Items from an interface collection
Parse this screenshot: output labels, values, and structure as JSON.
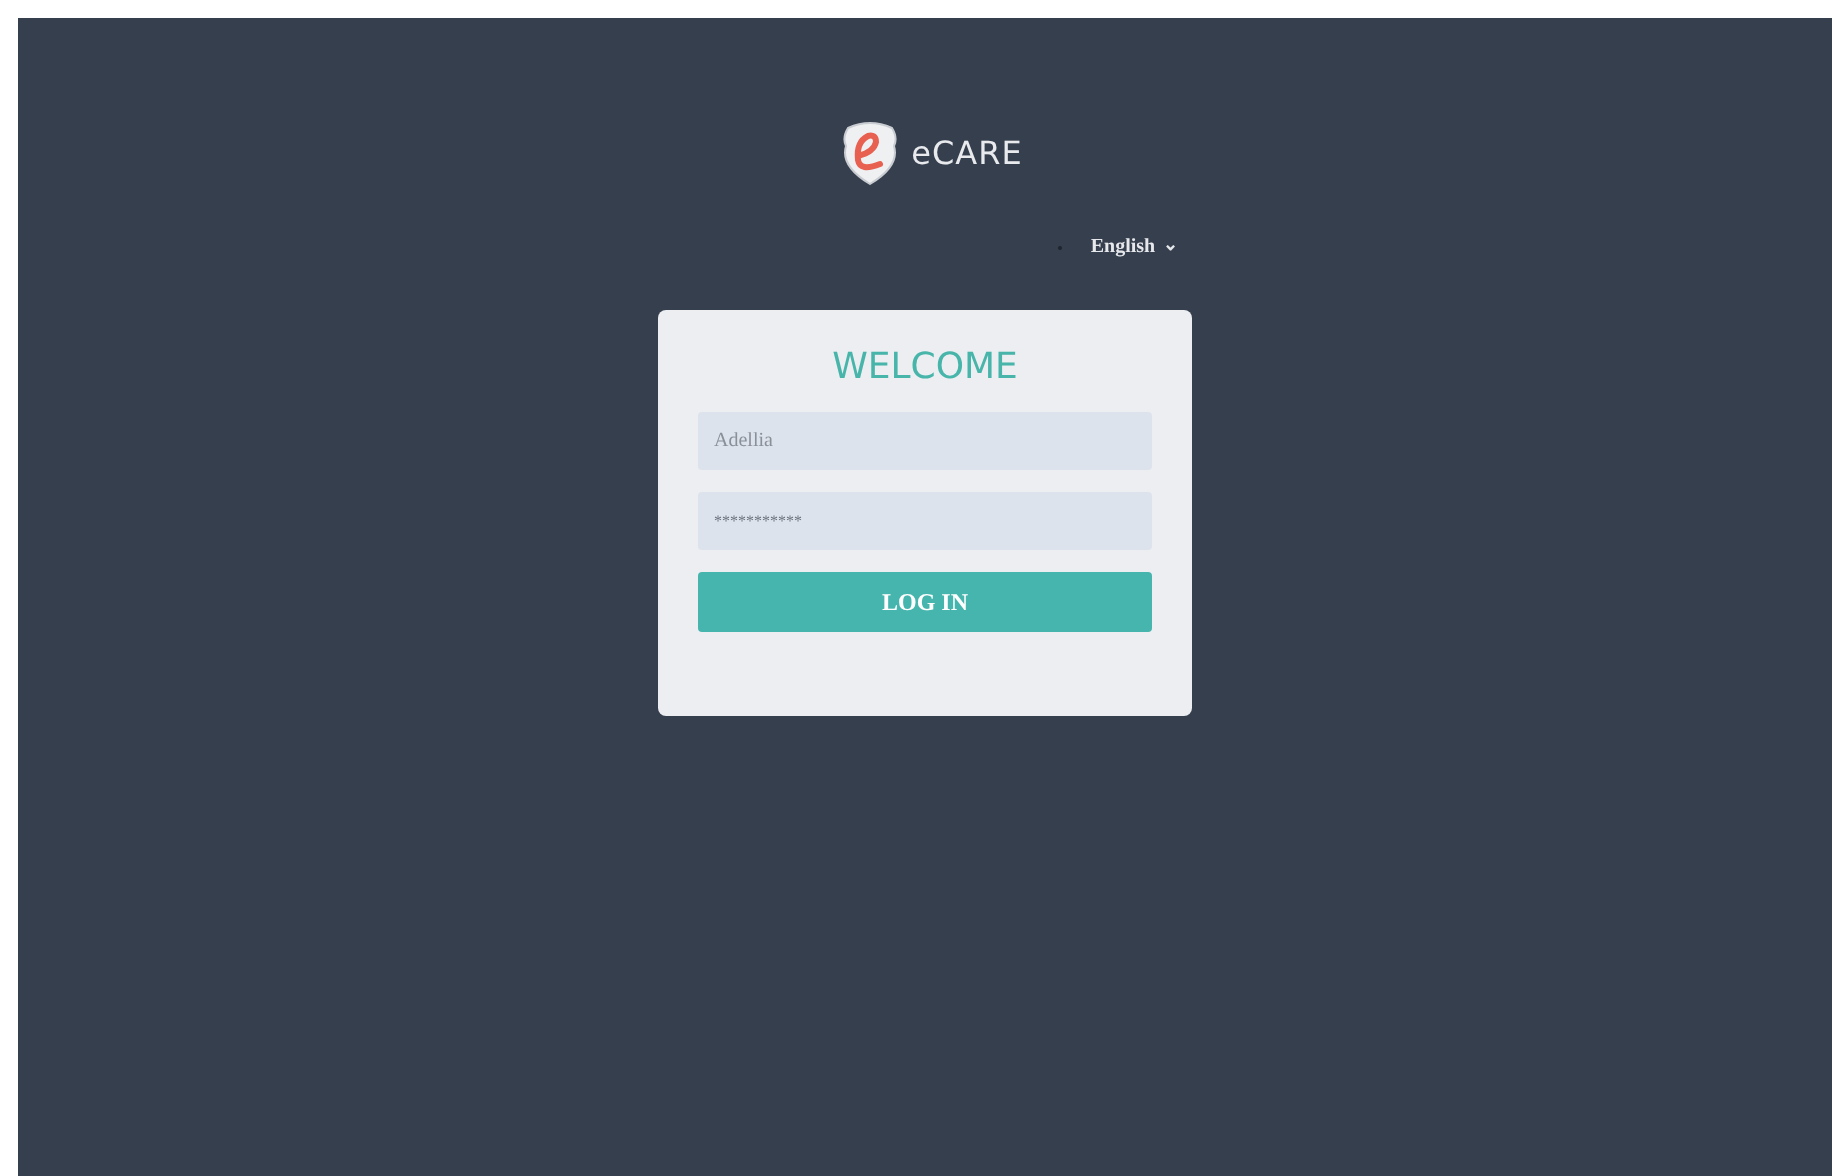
{
  "logo": {
    "text": "eCARE"
  },
  "language": {
    "label": "English",
    "arrow": "⌄"
  },
  "login": {
    "title": "WELCOME",
    "fields": [
      {
        "kind": "text",
        "value": "Adellia"
      },
      {
        "kind": "password",
        "value": "***********"
      }
    ],
    "button": "LOG IN"
  }
}
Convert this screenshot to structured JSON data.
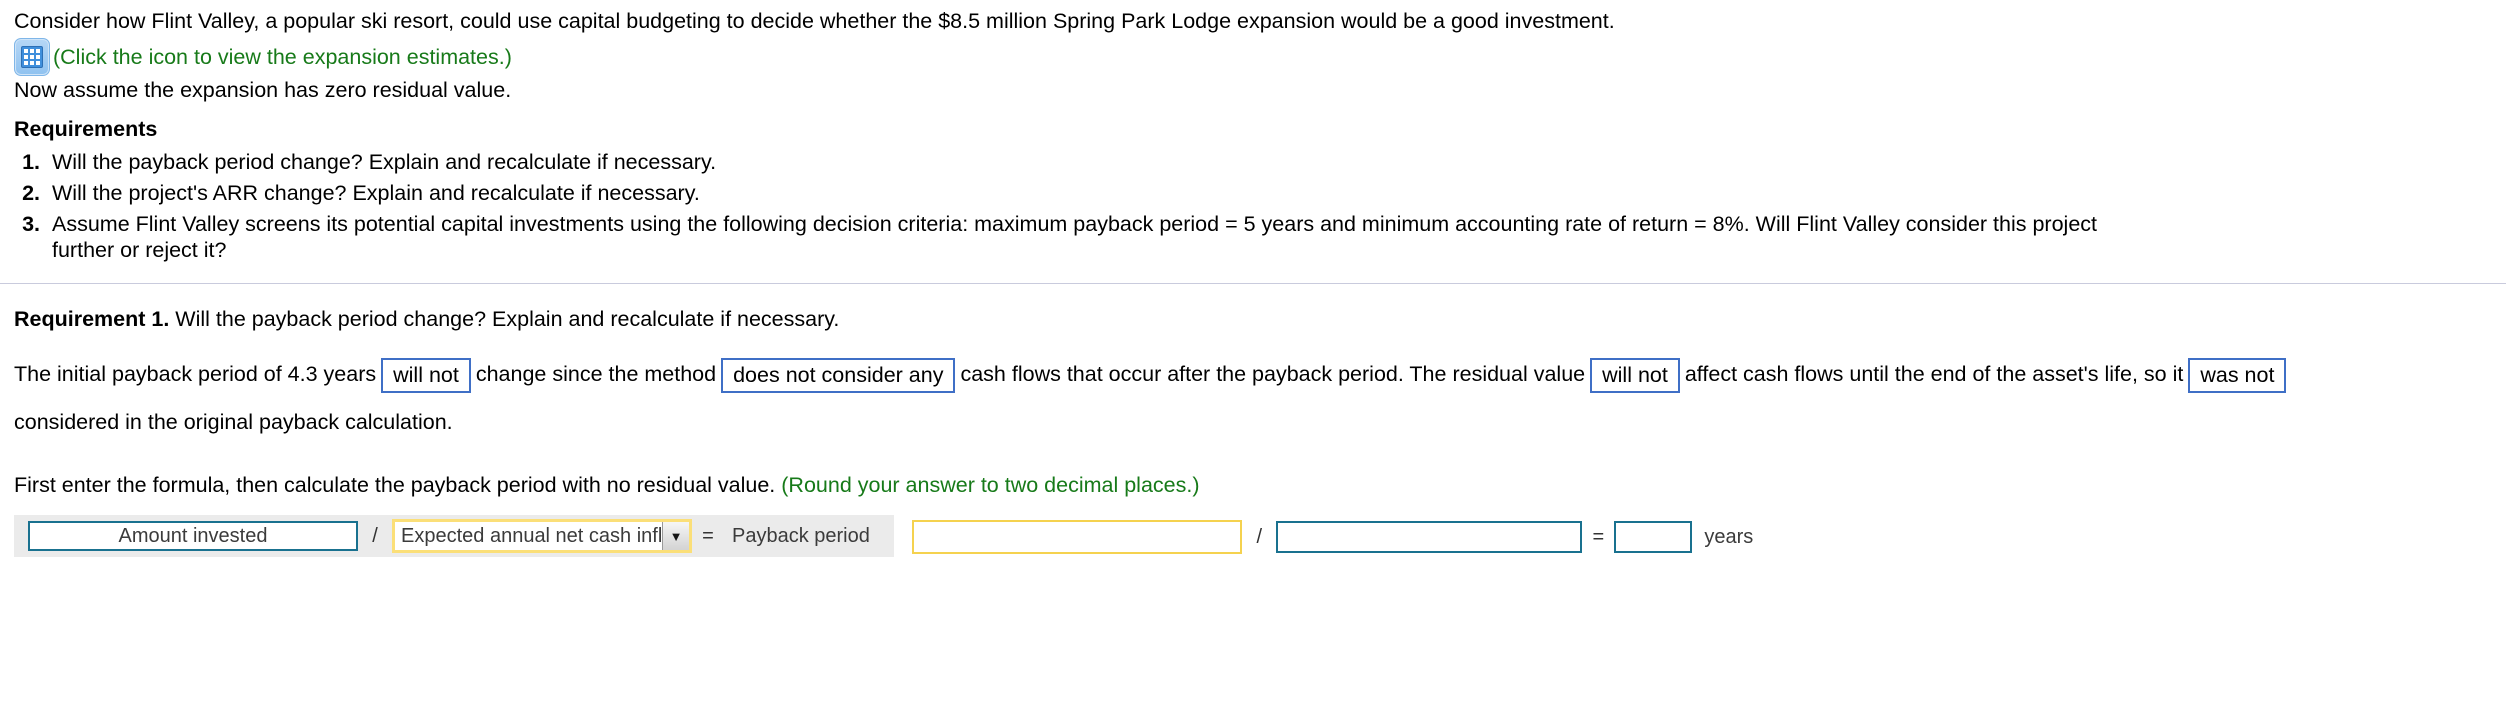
{
  "problem": {
    "statement": "Consider how Flint Valley, a popular ski resort, could use capital budgeting to decide whether the $8.5 million Spring Park Lodge expansion would be a good investment.",
    "icon_name": "table-grid-icon",
    "icon_caption": "(Click the icon to view the expansion estimates.)",
    "assumption": "Now assume the expansion has zero residual value.",
    "requirements_heading": "Requirements",
    "requirements": [
      {
        "num": "1.",
        "text": "Will the payback period change? Explain and recalculate if necessary."
      },
      {
        "num": "2.",
        "text": "Will the project's ARR change? Explain and recalculate if necessary."
      },
      {
        "num": "3.",
        "text": "Assume Flint Valley screens its potential capital investments using the following decision criteria: maximum payback period = 5 years and minimum accounting rate of return = 8%. Will Flint Valley consider this project further or reject it?"
      }
    ]
  },
  "answer": {
    "heading_bold": "Requirement 1.",
    "heading_rest": " Will the payback period change? Explain and recalculate if necessary.",
    "paragraph": {
      "seg1": "The initial payback period of 4.3 years",
      "blank1": "will not",
      "seg2": "change since the method",
      "blank2": "does not consider any",
      "seg3": "cash flows that occur after the payback period. The residual value",
      "blank3": "will not",
      "seg4": "affect cash flows until the end of the",
      "seg5": "asset's life, so it",
      "blank4": "was not",
      "seg6": "considered in the original payback calculation."
    },
    "instruction": "First enter the formula, then calculate the payback period with no residual value.",
    "instruction_green": "(Round your answer to two decimal places.)"
  },
  "formula": {
    "header": {
      "amount_label": "Amount invested",
      "divider_symbol": "/",
      "select_value": "Expected annual net cash inflow",
      "select_arrow": "▼",
      "equals_symbol": "=",
      "result_label": "Payback period"
    },
    "inputs": {
      "amount_value": "",
      "amount_placeholder": "",
      "divider_symbol": "/",
      "inflow_value": "",
      "inflow_placeholder": "",
      "equals_symbol": "=",
      "result_value": "",
      "result_placeholder": "",
      "unit": "years"
    }
  },
  "colors": {
    "green_text": "#177a19",
    "blank_border": "#3f6fc6",
    "teal_border": "#19718f",
    "yellow_border": "#f5d24f",
    "header_band": "#ebebeb",
    "divider": "#c9cbdd"
  }
}
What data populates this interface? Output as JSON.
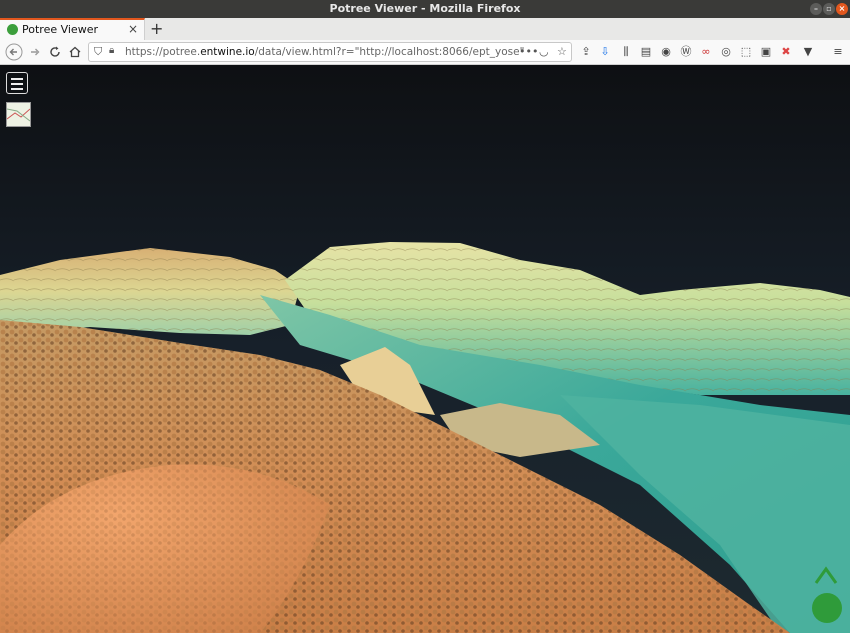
{
  "window": {
    "title": "Potree Viewer - Mozilla Firefox"
  },
  "tabs": [
    {
      "label": "Potree Viewer"
    }
  ],
  "address_bar": {
    "url_prefix": "https://potree.",
    "url_domain": "entwine.io",
    "url_rest": "/data/view.html?r=\"http://localhost:8066/ept_yose\""
  },
  "icons": {
    "back": "arrow-left-icon",
    "forward": "arrow-right-icon",
    "reload": "reload-icon",
    "home": "home-icon",
    "menu": "hamburger-menu-icon",
    "compass": "navigation-cube-icon"
  },
  "colors": {
    "sky_top": "#0e1013",
    "sky_bottom": "#1d2a30",
    "terrain_high": "#d9a060",
    "terrain_mid": "#e0e08a",
    "terrain_low": "#3aa89a",
    "compass": "#2f9b3a"
  }
}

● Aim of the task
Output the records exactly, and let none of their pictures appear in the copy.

● Task output
Parse this screenshot: output labels, values, and structure as JSON.
{
  "logo": {
    "text": "eCARE"
  },
  "language": {
    "label": "English",
    "arrow": "⌄"
  },
  "login": {
    "title": "WELCOME",
    "fields": [
      {
        "kind": "text",
        "value": "Adellia"
      },
      {
        "kind": "password",
        "value": "***********"
      }
    ],
    "button": "LOG IN"
  }
}
Convert this screenshot to structured JSON data.
{
  "problem": {
    "statement": "Consider how Flint Valley, a popular ski resort, could use capital budgeting to decide whether the $8.5 million Spring Park Lodge expansion would be a good investment.",
    "icon_name": "table-grid-icon",
    "icon_caption": "(Click the icon to view the expansion estimates.)",
    "assumption": "Now assume the expansion has zero residual value.",
    "requirements_heading": "Requirements",
    "requirements": [
      {
        "num": "1.",
        "text": "Will the payback period change? Explain and recalculate if necessary."
      },
      {
        "num": "2.",
        "text": "Will the project's ARR change? Explain and recalculate if necessary."
      },
      {
        "num": "3.",
        "text": "Assume Flint Valley screens its potential capital investments using the following decision criteria: maximum payback period = 5 years and minimum accounting rate of return = 8%. Will Flint Valley consider this project further or reject it?"
      }
    ]
  },
  "answer": {
    "heading_bold": "Requirement 1.",
    "heading_rest": " Will the payback period change? Explain and recalculate if necessary.",
    "paragraph": {
      "seg1": "The initial payback period of 4.3 years",
      "blank1": "will not",
      "seg2": "change since the method",
      "blank2": "does not consider any",
      "seg3": "cash flows that occur after the payback period. The residual value",
      "blank3": "will not",
      "seg4": "affect cash flows until the end of the",
      "seg5": "asset's life, so it",
      "blank4": "was not",
      "seg6": "considered in the original payback calculation."
    },
    "instruction": "First enter the formula, then calculate the payback period with no residual value.",
    "instruction_green": "(Round your answer to two decimal places.)"
  },
  "formula": {
    "header": {
      "amount_label": "Amount invested",
      "divider_symbol": "/",
      "select_value": "Expected annual net cash inflow",
      "select_arrow": "▼",
      "equals_symbol": "=",
      "result_label": "Payback period"
    },
    "inputs": {
      "amount_value": "",
      "amount_placeholder": "",
      "divider_symbol": "/",
      "inflow_value": "",
      "inflow_placeholder": "",
      "equals_symbol": "=",
      "result_value": "",
      "result_placeholder": "",
      "unit": "years"
    }
  },
  "colors": {
    "green_text": "#177a19",
    "blank_border": "#3f6fc6",
    "teal_border": "#19718f",
    "yellow_border": "#f5d24f",
    "header_band": "#ebebeb",
    "divider": "#c9cbdd"
  }
}
What data populates this interface? Output as JSON.
{
  "window": {
    "title": "Potree Viewer - Mozilla Firefox"
  },
  "tabs": [
    {
      "label": "Potree Viewer"
    }
  ],
  "address_bar": {
    "url_prefix": "https://potree.",
    "url_domain": "entwine.io",
    "url_rest": "/data/view.html?r=\"http://localhost:8066/ept_yose\""
  },
  "icons": {
    "back": "arrow-left-icon",
    "forward": "arrow-right-icon",
    "reload": "reload-icon",
    "home": "home-icon",
    "menu": "hamburger-menu-icon",
    "compass": "navigation-cube-icon"
  },
  "colors": {
    "sky_top": "#0e1013",
    "sky_bottom": "#1d2a30",
    "terrain_high": "#d9a060",
    "terrain_mid": "#e0e08a",
    "terrain_low": "#3aa89a",
    "compass": "#2f9b3a"
  }
}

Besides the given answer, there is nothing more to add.